The result is that as one reads these local stories, and then re-reads them through a conceptual lens in a following section, one sees the linkages between the lives of women living on the east coast of Canada with those of women dependent on fisheries in villages on the south coast of India.

Section Four comprises a wide range of reflections on the ways in which the impact of globalization on fisheries management issues is mediated by gender, class, cultural and national identities. The contributions highlight the way in which globalization and gender discrimination combine to shape women’s access to marine resources within marine conservation systems in Mexico, and threaten women’s occupational health in Chile as well as limit their participation in specific approaches to management systems such as quality control systems introduced in Norway. The destructive impact of greedy, accumulative, gender-blind fisheries management systems is highlighted by the article on the impact of the individual quota system on communities in Iceland.

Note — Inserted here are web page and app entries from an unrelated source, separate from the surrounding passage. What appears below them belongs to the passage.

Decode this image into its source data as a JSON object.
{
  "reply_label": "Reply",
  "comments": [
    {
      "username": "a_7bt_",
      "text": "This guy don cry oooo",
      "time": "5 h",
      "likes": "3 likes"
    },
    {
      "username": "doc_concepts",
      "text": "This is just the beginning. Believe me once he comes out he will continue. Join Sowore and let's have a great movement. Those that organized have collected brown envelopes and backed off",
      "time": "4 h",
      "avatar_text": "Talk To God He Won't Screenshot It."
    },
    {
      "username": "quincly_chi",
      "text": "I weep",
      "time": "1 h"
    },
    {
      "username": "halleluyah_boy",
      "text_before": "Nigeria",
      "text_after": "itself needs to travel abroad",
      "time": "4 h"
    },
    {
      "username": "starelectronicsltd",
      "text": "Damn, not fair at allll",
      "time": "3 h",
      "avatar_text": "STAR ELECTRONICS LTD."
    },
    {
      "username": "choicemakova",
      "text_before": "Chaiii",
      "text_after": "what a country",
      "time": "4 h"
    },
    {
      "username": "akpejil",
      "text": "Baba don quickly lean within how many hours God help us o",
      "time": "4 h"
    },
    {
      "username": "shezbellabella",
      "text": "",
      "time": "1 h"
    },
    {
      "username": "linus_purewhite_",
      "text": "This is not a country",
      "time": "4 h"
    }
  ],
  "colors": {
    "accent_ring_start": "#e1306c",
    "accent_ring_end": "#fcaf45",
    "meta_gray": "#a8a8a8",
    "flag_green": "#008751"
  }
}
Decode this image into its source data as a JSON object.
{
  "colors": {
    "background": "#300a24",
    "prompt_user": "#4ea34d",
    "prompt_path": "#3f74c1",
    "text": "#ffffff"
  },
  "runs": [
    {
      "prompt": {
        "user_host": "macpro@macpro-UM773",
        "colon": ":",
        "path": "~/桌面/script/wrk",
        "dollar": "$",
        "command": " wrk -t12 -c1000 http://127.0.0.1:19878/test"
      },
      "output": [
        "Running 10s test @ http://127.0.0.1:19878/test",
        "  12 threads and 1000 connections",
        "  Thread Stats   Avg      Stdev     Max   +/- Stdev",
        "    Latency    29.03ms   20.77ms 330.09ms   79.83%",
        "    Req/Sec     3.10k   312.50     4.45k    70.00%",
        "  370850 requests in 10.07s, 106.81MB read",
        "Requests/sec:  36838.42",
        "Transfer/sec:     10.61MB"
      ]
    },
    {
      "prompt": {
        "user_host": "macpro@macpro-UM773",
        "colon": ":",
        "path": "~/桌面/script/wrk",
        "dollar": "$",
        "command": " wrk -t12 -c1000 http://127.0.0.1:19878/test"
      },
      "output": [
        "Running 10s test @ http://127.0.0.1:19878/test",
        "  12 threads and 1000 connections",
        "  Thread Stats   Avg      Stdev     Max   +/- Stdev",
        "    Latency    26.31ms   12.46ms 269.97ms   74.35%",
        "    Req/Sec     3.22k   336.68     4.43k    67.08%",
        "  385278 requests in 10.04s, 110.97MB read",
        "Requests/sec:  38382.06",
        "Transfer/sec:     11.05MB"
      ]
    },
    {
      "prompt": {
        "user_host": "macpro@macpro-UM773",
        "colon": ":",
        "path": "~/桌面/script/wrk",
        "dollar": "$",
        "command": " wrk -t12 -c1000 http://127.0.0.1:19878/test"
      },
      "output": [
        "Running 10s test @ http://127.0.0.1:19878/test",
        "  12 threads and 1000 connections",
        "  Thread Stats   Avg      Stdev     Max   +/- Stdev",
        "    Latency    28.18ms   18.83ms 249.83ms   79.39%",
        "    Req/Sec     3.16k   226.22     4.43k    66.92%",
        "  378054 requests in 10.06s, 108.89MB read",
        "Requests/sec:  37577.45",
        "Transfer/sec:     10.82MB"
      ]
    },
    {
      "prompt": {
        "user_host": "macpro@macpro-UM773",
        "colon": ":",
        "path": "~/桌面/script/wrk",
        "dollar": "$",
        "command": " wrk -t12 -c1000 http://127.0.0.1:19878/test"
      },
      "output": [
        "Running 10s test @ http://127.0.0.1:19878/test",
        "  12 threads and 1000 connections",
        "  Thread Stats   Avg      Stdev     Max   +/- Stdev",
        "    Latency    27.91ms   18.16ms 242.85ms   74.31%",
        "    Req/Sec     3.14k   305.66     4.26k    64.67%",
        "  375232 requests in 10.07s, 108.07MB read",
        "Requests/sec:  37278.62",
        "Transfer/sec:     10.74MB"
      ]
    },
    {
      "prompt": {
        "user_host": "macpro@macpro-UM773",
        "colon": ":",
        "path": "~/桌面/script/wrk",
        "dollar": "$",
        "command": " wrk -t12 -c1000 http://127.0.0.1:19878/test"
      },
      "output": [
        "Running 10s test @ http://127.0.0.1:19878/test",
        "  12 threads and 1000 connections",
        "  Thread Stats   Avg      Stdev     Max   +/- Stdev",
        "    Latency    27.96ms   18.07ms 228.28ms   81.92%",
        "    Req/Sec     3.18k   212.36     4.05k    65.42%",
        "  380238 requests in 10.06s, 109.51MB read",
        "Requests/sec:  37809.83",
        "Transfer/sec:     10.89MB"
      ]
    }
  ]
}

The fact that women are not passive victims of these impacts is illuminated by the article on the use of trawler bycatch in Ghana, where class status enables certain women to enhance their entrepreneurial power in a globalizing fisheries context.

In Section Five, the authors pose critical questions regarding the nature of information-gathering, and warn against the dangers of “intellectual imperialism mirroring the exploitative nature of globalization through one-sided research processes.

Feminist approach

Siri Gerrard’s article suggests that feminist approaches to research provide a range of methodologies that can mitigate against unequal relations in a context in which access to information shapes power relations.

The need for researchers in the North to learn from the insights of frameworks developed in the South as well as for inter-sectoral, multidisciplinary approaches is motivated by two Canadian academics who have transferred a conceptual framework developed by Indian feminist Bina Agarwal for understanding the materialist basis of gendered aspects of resource degradation in India, to a fisheries context in Newfoundland, Canada.

In the final section, the impact of the intersections of a neoliberal, capitalist global system with unequal relations of power along gender, race, class, cultural and geographical lines is underscored both through the statement from the Gender, Globalization and Fisheries Network Workshop from which the initiative for this book arose as well as in the ‘last words’ presented by Barbara Neis and Maria Christina Maneschy. The authors of this section provide a very useful overview of the key themes that emerge in the book as well as identify a research agenda for the future.

The fact that globalization processes are “fundamentally gendered is strongly illuminated through the ‘fisheries’ and ‘gender’ lenses used in this book. The work presented here deepens our understanding of the very destructive impacts of these processes by mapping the interstices of these systems of power relations at all levels of our lives.

However, while mapping these destructive forces, it simultaneously highlights the strength of women’s resistance and the way in which feminist perspectives point to alternative ways of living and interacting with our fisheries and other natural resources.

Early on in the book, Indian feminist activist Nalini Nayak reminds us that feminist approaches to working within the fisheries sector have long emphasized the need for an alternative development paradigm and a more sustainable way of living that is based on “fisheries for need not greed.

This collection suggests that creative research and development projects such as that of the one through which this book was produced, which draw on the critical insights of gendered analyses while also strengthening networks for transformation across the globe, might enable us to begin to “imagine and fight for alternatives…more likely to sustain life and enhance justice.